When Real Meets Reel: Perspective in Black Swan
2 January 2011
Darren Aronofsky redefines the term “unreliable narrator” in Black Sawn. Instead of some omniscient, stylized capturing of a plot, the camera in Black Swan aligns itself with its protagonist, Nina, and documents her final mental breakdown, from her perspective. Clearly, Nina suffers from paranoid schizophrenia, borderline personality disorder, or something similar. Her unspecified mental condition obstructs her, and by extension the audience, from seeing reality as most interpret it. Therefore, her perception/the audience’s perception of herself, her mother, her co-workers, strangers, Swan Lake, and her environment is completely distorted.
Nina is in every scene of Black Swan. Although the camera is not always on her, she is always present. Since there are several other major characters in the film, this detail is easy to overlook. However, when focusing on how the camera’s aligns with Nina’s perspective, it is a necessary point to make. Nothing can happen in Black Swan that Nina is not present for; this film is her life, as she experiences it. Black Swan is the way a person suffering with severe mental instability sees and understands reality.
Yet, there is one scene in Black Swan that appears out-of-place; a scene that seems unlike the rest, and in opposition to the alignment between Nina and the camera. Not far into the film, Nina auditions in the principle’s studio for her dream role, Swan Queen. Unfortunately, the audition does not go smoothly, and her body language when exiting reveals her frustration. After she leaves the studio, the camera cuts to a shot of a bathroom. In the bathroom there is a stall and under the stall’s partition the audience sees Nina’s feet and hears the sound of her vomiting. The camera is not in the stall; the audience only sees Nina’s feet from afar.
This scene is very brief, yet problematic for the film. This is the only scene in the film where the audience separates from Nina, both physically and mentally. Physically, the stall’s partition separates her from the audience. And, due to that physical separation, the audience is not experiencing the moment the same way Nina is, which disturbs the aforementioned alignment.
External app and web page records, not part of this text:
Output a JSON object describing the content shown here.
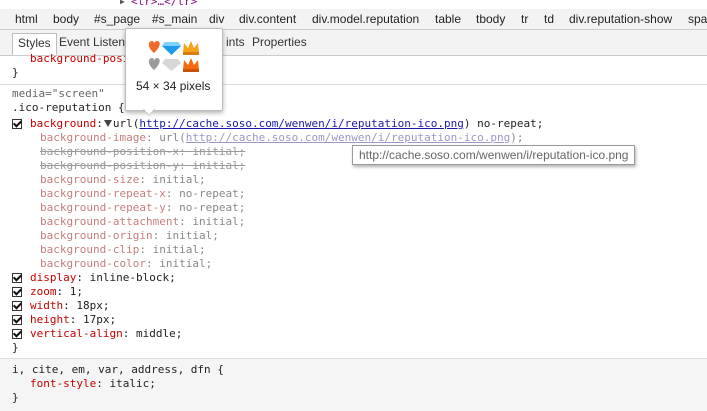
{
  "dom_row": {
    "text": "<tr>…</tr>"
  },
  "breadcrumbs": [
    "html",
    "body",
    "#s_page",
    "#s_main",
    "div",
    "div.content",
    "div.model.reputation",
    "table",
    "tbody",
    "tr",
    "td",
    "div.reputation-show",
    "spa"
  ],
  "tabs": {
    "styles": "Styles",
    "event_listeners": "Event Listene",
    "dom_breakpoints_tail": "ints",
    "properties": "Properties"
  },
  "image_preview": {
    "dimensions": "54 × 34 pixels"
  },
  "tooltip": {
    "url": "http://cache.soso.com/wenwen/i/reputation-ico.png"
  },
  "styles": {
    "prev_tail": {
      "prop": "background-posi",
      "close": "}"
    },
    "media": "media=\"screen\"",
    "selector": ".ico-reputation {",
    "background": {
      "prop": "background",
      "value_prefix": "url(",
      "url": "http://cache.soso.com/wenwen/i/reputation-ico.png",
      "value_suffix": ") no-repeat;"
    },
    "longhands": [
      {
        "prop": "background-image",
        "value": "url(http://cache.soso.com/wenwen/i/reputation-ico.png);",
        "struck": false,
        "link": true
      },
      {
        "prop": "background-position-x",
        "value": "initial;",
        "struck": true
      },
      {
        "prop": "background-position-y",
        "value": "initial;",
        "struck": true
      },
      {
        "prop": "background-size",
        "value": "initial;",
        "struck": false
      },
      {
        "prop": "background-repeat-x",
        "value": "no-repeat;",
        "struck": false
      },
      {
        "prop": "background-repeat-y",
        "value": "no-repeat;",
        "struck": false
      },
      {
        "prop": "background-attachment",
        "value": "initial;",
        "struck": false
      },
      {
        "prop": "background-origin",
        "value": "initial;",
        "struck": false
      },
      {
        "prop": "background-clip",
        "value": "initial;",
        "struck": false
      },
      {
        "prop": "background-color",
        "value": "initial;",
        "struck": false
      }
    ],
    "declarations": [
      {
        "prop": "display",
        "value": "inline-block;"
      },
      {
        "prop": "zoom",
        "value": "1;"
      },
      {
        "prop": "width",
        "value": "18px;"
      },
      {
        "prop": "height",
        "value": "17px;"
      },
      {
        "prop": "vertical-align",
        "value": "middle;"
      }
    ],
    "close": "}",
    "rule2": {
      "selector": "i, cite, em, var, address, dfn {",
      "prop": "font-style",
      "value": "italic;",
      "close": "}"
    }
  }
}
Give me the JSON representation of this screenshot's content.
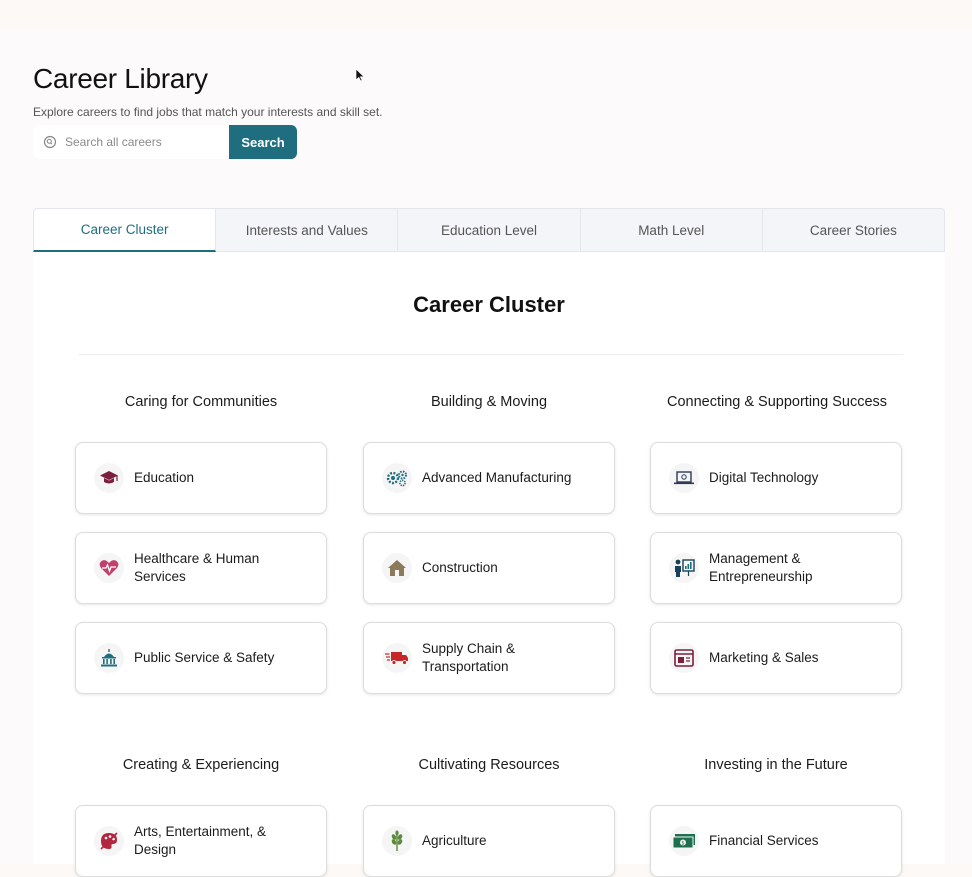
{
  "header": {
    "title": "Career Library",
    "subtitle": "Explore careers to find jobs that match your interests and skill set."
  },
  "search": {
    "placeholder": "Search all careers",
    "button_label": "Search"
  },
  "tabs": [
    {
      "label": "Career Cluster",
      "active": true
    },
    {
      "label": "Interests and Values",
      "active": false
    },
    {
      "label": "Education Level",
      "active": false
    },
    {
      "label": "Math Level",
      "active": false
    },
    {
      "label": "Career Stories",
      "active": false
    }
  ],
  "panel": {
    "title": "Career Cluster"
  },
  "groups": [
    {
      "title": "Caring for Communities",
      "cards": [
        {
          "label": "Education",
          "icon": "graduation-cap-icon"
        },
        {
          "label": "Healthcare & Human Services",
          "icon": "heart-pulse-icon"
        },
        {
          "label": "Public Service & Safety",
          "icon": "capitol-building-icon"
        }
      ]
    },
    {
      "title": "Building & Moving",
      "cards": [
        {
          "label": "Advanced Manufacturing",
          "icon": "gears-icon"
        },
        {
          "label": "Construction",
          "icon": "house-icon"
        },
        {
          "label": "Supply Chain & Transportation",
          "icon": "delivery-truck-icon"
        }
      ]
    },
    {
      "title": "Connecting & Supporting Success",
      "cards": [
        {
          "label": "Digital Technology",
          "icon": "laptop-icon"
        },
        {
          "label": "Management & Entrepreneurship",
          "icon": "presenter-board-icon"
        },
        {
          "label": "Marketing & Sales",
          "icon": "browser-window-icon"
        }
      ]
    },
    {
      "title": "Creating & Experiencing",
      "cards": [
        {
          "label": "Arts, Entertainment, & Design",
          "icon": "palette-icon"
        }
      ]
    },
    {
      "title": "Cultivating Resources",
      "cards": [
        {
          "label": "Agriculture",
          "icon": "wheat-icon"
        }
      ]
    },
    {
      "title": "Investing in the Future",
      "cards": [
        {
          "label": "Financial Services",
          "icon": "money-bill-icon"
        }
      ]
    }
  ],
  "colors": {
    "accent": "#1f6e80",
    "education_icon": "#7a1f3d",
    "healthcare_icon": "#c2416b",
    "public_service_icon": "#1f6e80",
    "manufacturing_icon": "#1f6e80",
    "construction_icon": "#8a7a5a",
    "supply_chain_icon": "#c62828",
    "digital_icon": "#2b3a55",
    "management_icon": "#17405a",
    "marketing_icon": "#7a1f3d",
    "arts_icon": "#b3263f",
    "agriculture_icon": "#5a8a3a",
    "finance_icon": "#1f6e50"
  }
}
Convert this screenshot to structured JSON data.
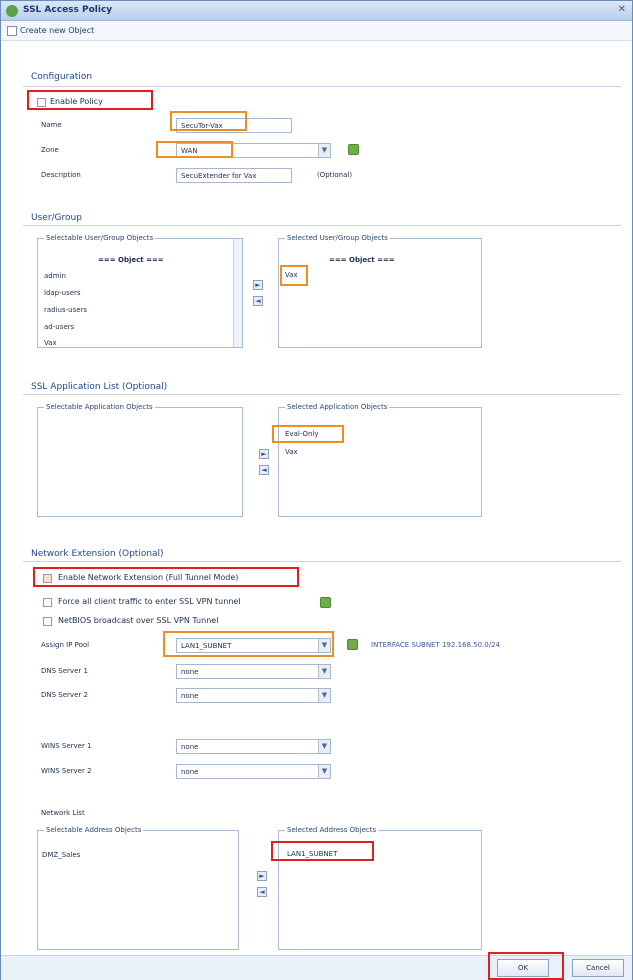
{
  "window": {
    "title": "SSL Access Policy",
    "toolbar_label": "Create new Object"
  },
  "configuration": {
    "section": "Configuration",
    "enable_policy": "Enable Policy",
    "name_label": "Name",
    "name_value": "SecuTor-Vax",
    "zone_label": "Zone",
    "zone_value": "WAN",
    "description_label": "Description",
    "description_value": "SecuExtender for Vax",
    "optional": "(Optional)"
  },
  "user_group": {
    "section": "User/Group",
    "selectable_header": "Selectable User/Group Objects",
    "selected_header": "Selected User/Group Objects",
    "object_marker": "=== Object ===",
    "selectable_items": [
      "admin",
      "ldap-users",
      "radius-users",
      "ad-users",
      "Vax"
    ],
    "selected_items": [
      "Vax"
    ]
  },
  "ssl_apps": {
    "section": "SSL Application List (Optional)",
    "selectable_header": "Selectable Application Objects",
    "selected_header": "Selected Application Objects",
    "selected_items": [
      "Eval-Only",
      "Vax"
    ]
  },
  "network_extension": {
    "section": "Network Extension (Optional)",
    "enable": "Enable Network Extension (Full Tunnel Mode)",
    "force_traffic": "Force all client traffic to enter SSL VPN tunnel",
    "netbios": "NetBIOS broadcast over SSL VPN Tunnel",
    "assign_ip_label": "Assign IP Pool",
    "assign_ip_value": "LAN1_SUBNET",
    "assign_ip_note": "INTERFACE SUBNET 192.168.50.0/24",
    "dns1_label": "DNS Server 1",
    "dns1_value": "none",
    "dns2_label": "DNS Server 2",
    "dns2_value": "none",
    "wins1_label": "WINS Server 1",
    "wins1_value": "none",
    "wins2_label": "WINS Server 2",
    "wins2_value": "none",
    "network_list": "Network List",
    "selectable_header": "Selectable Address Objects",
    "selected_header": "Selected Address Objects",
    "selectable_items": [
      "DMZ_Sales"
    ],
    "selected_items": [
      "LAN1_SUBNET"
    ]
  },
  "buttons": {
    "ok": "OK",
    "cancel": "Cancel",
    "move_right": "►",
    "move_left": "◄"
  },
  "colors": {
    "highlight_red": "#e01f1f",
    "highlight_orange": "#f08c21",
    "accent": "#20498b"
  }
}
The audience has no choice but to view the scene as an outsider looking in.
Likely, Nina does not see herself as bulimic, or connects stress (in this case about her audition) and her self-destructive behavior; yet, in this brief scene, those are judgments imposed upon the audience through the camera’s position.
Had the camera followed an emotionally shaken Nina into the bathroom’s stall and captured her vomit the alignment between Nina and the audience would remain. Similar to other scenes of Nina vomiting, the audience would see through Nina’s perspective, which justifies her vomiting; in other situations Nina is frightened, nervous, and upset when she gets sick. Because this particular scene in the bathroom was not filmed that way, the camera attests Nina bullemia.
The problem with this scene is the instability it causes. Although it might sound strange, the camera’s alignment with Nina represents stability. Although nothing the audience sees is trustworthy, the audience can trust everything they see as Nina’s distorted perspective. Breaking that alignment suggests there are moments hidden in Black Swan when the camera is omniscient. Unfortunately, if that’s true, there is no way for the audience to gauge when those moments are, which creates confusion and undercuts the intelligent, experimental filmmaking.